App and web page records:
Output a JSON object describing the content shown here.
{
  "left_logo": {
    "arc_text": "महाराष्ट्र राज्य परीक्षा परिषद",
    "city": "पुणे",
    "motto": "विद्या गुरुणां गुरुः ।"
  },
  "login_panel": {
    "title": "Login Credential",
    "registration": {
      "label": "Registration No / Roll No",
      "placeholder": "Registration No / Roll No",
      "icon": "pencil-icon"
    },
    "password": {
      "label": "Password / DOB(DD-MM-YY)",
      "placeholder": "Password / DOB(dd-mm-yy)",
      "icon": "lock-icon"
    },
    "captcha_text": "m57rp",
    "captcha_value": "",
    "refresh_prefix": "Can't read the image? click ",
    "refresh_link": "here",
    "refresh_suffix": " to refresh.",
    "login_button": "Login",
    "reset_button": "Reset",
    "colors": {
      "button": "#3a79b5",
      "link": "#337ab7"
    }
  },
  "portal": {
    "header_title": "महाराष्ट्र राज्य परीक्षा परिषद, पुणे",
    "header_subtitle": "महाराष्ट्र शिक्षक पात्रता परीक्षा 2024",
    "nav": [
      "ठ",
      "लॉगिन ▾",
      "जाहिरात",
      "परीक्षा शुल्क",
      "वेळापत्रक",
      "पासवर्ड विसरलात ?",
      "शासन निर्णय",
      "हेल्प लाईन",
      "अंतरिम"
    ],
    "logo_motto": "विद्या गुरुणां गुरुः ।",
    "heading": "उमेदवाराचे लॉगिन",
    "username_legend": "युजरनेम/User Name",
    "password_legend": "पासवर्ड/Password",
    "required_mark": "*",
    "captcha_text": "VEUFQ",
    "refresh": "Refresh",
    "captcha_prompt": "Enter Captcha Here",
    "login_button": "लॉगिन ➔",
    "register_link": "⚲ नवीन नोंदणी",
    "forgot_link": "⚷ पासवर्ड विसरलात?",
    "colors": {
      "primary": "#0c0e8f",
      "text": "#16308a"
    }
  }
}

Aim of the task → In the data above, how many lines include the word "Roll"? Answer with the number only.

Answer to the exercise → 2